NHS Commission: The View From An Insider

03/02/2016 15:59 GMT | Updated 29/01/2017 10:12 GMT

The NHS has long been used as a political football. And on Thursday we saw the radical idea of a cross party agreement on co-operation for the future direction and funding sources rejected. This was despite almost universal agreement (from the health care professionals cum politicians) that joined up action is needed, and needed now.

It is easy to understand why the NHS is largely political. A vast amount of taxpayers money is waded into it year on year and it is the unenviable task of the government to ensure efficiency upon that investment. But to accept Ms Alexander's argument of an inability for politicians to come together for the long-term future, as some may be more interested in point scoring, is a damning indictment. Her alternative moot was that of continued strong single party leadership. Well this has achieved the current crisis and quite frankly the NHS transcends politics as it outlasts each party's reign.

Most of the arguments put forward agree on one thing - we need to involve the people who pay for it (public), the people who use it (public) and the people who provide it (healthcare professionals) when deciding on future direction. I strongly believe it is the duty of the current government, regardless of political persuasion, to bring this debate to the wider audience and have that difficult discussion. Be it radicalising the structure of the NHS (as proposed by Drs Lee and Murrison) or simply on how we can afford to sustain and improve it through further personal investment (widespread agreement).

One can envisage and somewhat agree with the notion that the proposed commission could stall, take away and perhaps even distract from the change that is urgently needed. Multiple independent reviews and commissions have already detailed the inadequacies and reform needed. So is another review necessary? This commission really signified something more than just an enquiry, it was a dedication from all concerned that an effort will be made to reduce the peril of political meddling within the NHS. So it is with Dr Wollaston one has to agree, a commitment from all parties that co-operation and forward planning is absolutely necessary.

All the medically qualified politicians were in agreement that social care is synonymous with health care. Ms Caulfield so aptly summed the current situation as a 'false economy'. Another key point raised with value for money was of public health and the tag line of prevention being better than cure. So it is indefensible to continue with such lavish cuts into these areas thus deepening the financial burden long term.

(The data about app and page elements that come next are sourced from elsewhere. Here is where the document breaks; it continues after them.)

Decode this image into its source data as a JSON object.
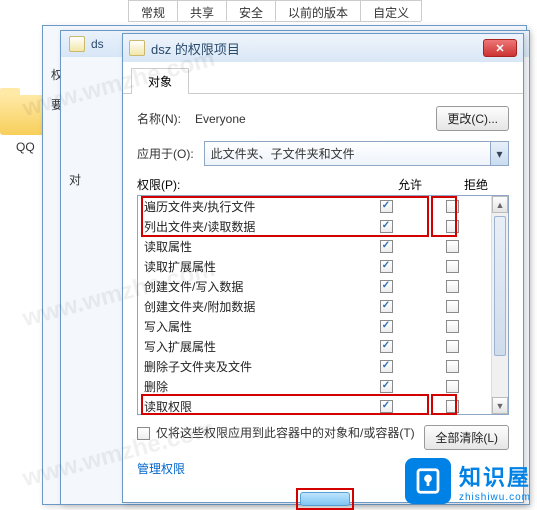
{
  "watermarks": [
    "www.wmzhe.com",
    "www.wmzhe.com",
    "www.wmzhe.com"
  ],
  "bg": {
    "qq_label": "QQ"
  },
  "parent_tabs": [
    "常规",
    "共享",
    "安全",
    "以前的版本",
    "自定义"
  ],
  "parent_active_index": 2,
  "win1": {
    "side1": "权",
    "side2": "要"
  },
  "win2": {
    "title_prefix": "ds",
    "side": "对"
  },
  "win3": {
    "title": "dsz 的权限项目",
    "tab": "对象",
    "name_label": "名称(N):",
    "name_value": "Everyone",
    "change_btn": "更改(C)...",
    "apply_to_label": "应用于(O):",
    "apply_to_value": "此文件夹、子文件夹和文件",
    "perm_label": "权限(P):",
    "allow_label": "允许",
    "deny_label": "拒绝",
    "permissions": [
      {
        "label": "遍历文件夹/执行文件",
        "allow": true,
        "deny": false
      },
      {
        "label": "列出文件夹/读取数据",
        "allow": true,
        "deny": false
      },
      {
        "label": "读取属性",
        "allow": true,
        "deny": false
      },
      {
        "label": "读取扩展属性",
        "allow": true,
        "deny": false
      },
      {
        "label": "创建文件/写入数据",
        "allow": true,
        "deny": false
      },
      {
        "label": "创建文件夹/附加数据",
        "allow": true,
        "deny": false
      },
      {
        "label": "写入属性",
        "allow": true,
        "deny": false
      },
      {
        "label": "写入扩展属性",
        "allow": true,
        "deny": false
      },
      {
        "label": "删除子文件夹及文件",
        "allow": true,
        "deny": false
      },
      {
        "label": "删除",
        "allow": true,
        "deny": false
      },
      {
        "label": "读取权限",
        "allow": true,
        "deny": false
      }
    ],
    "only_apply_label": "仅将这些权限应用到此容器中的对象和/或容器(T)",
    "clear_all_btn": "全部清除(L)",
    "manage_link": "管理权限"
  },
  "brand": {
    "cn": "知识屋",
    "en": "zhishiwu.com"
  }
}
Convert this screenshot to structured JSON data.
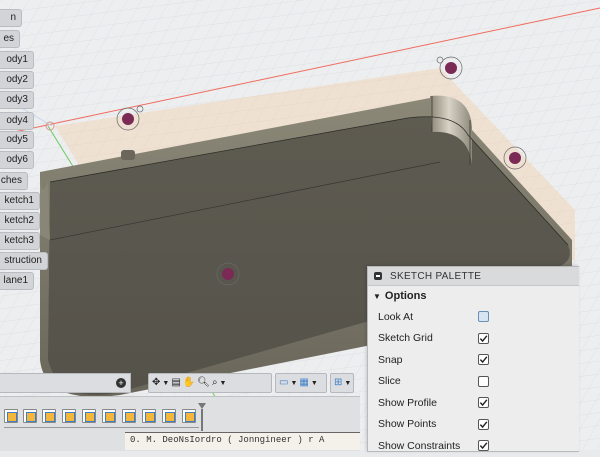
{
  "browser": {
    "items": [
      {
        "label": "n"
      },
      {
        "label": "es"
      },
      {
        "label": "ody1"
      },
      {
        "label": "ody2"
      },
      {
        "label": "ody3"
      },
      {
        "label": "ody4"
      },
      {
        "label": "ody5"
      },
      {
        "label": "ody6"
      },
      {
        "label": "ches"
      },
      {
        "label": "ketch1"
      },
      {
        "label": "ketch2"
      },
      {
        "label": "ketch3"
      },
      {
        "label": "struction"
      },
      {
        "label": "lane1"
      }
    ]
  },
  "sketch_palette": {
    "title": "SKETCH PALETTE",
    "section": "Options",
    "rows": [
      {
        "label": "Look At",
        "control": "look-at-icon"
      },
      {
        "label": "Sketch Grid",
        "checked": true
      },
      {
        "label": "Snap",
        "checked": true
      },
      {
        "label": "Slice",
        "checked": false
      },
      {
        "label": "Show Profile",
        "checked": true
      },
      {
        "label": "Show Points",
        "checked": true
      },
      {
        "label": "Show Constraints",
        "checked": true
      }
    ]
  },
  "navigation_bar": {
    "tools": [
      "orbit-icon",
      "look-at-icon",
      "pan-hand-icon",
      "zoom-icon",
      "zoom-window-icon",
      "display-settings-icon",
      "grid-settings-icon",
      "viewports-icon"
    ]
  },
  "timeline": {
    "features": [
      "sketch-feature",
      "extrude-feature",
      "sketch-feature",
      "extrude-feature",
      "fillet-feature",
      "shell-feature",
      "sketch-feature",
      "extrude-feature",
      "sketch-feature",
      "extrude-feature",
      "sketch-feature"
    ]
  },
  "document_strip": {
    "text": "0. M.  DeoNsIordro  ( Jonngineer )   r  A"
  },
  "colors": {
    "accent": "#f5a623",
    "model_body": "#5d5a4f",
    "background": "#e9eaec"
  }
}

So we are left firmed rooted at square one. The NHS continues to be a political bargaining tool - despite the eloquent and experienced input from actual healthcare professionals. Sadly, the people who are affected because of this are also ironically the very people who fund it.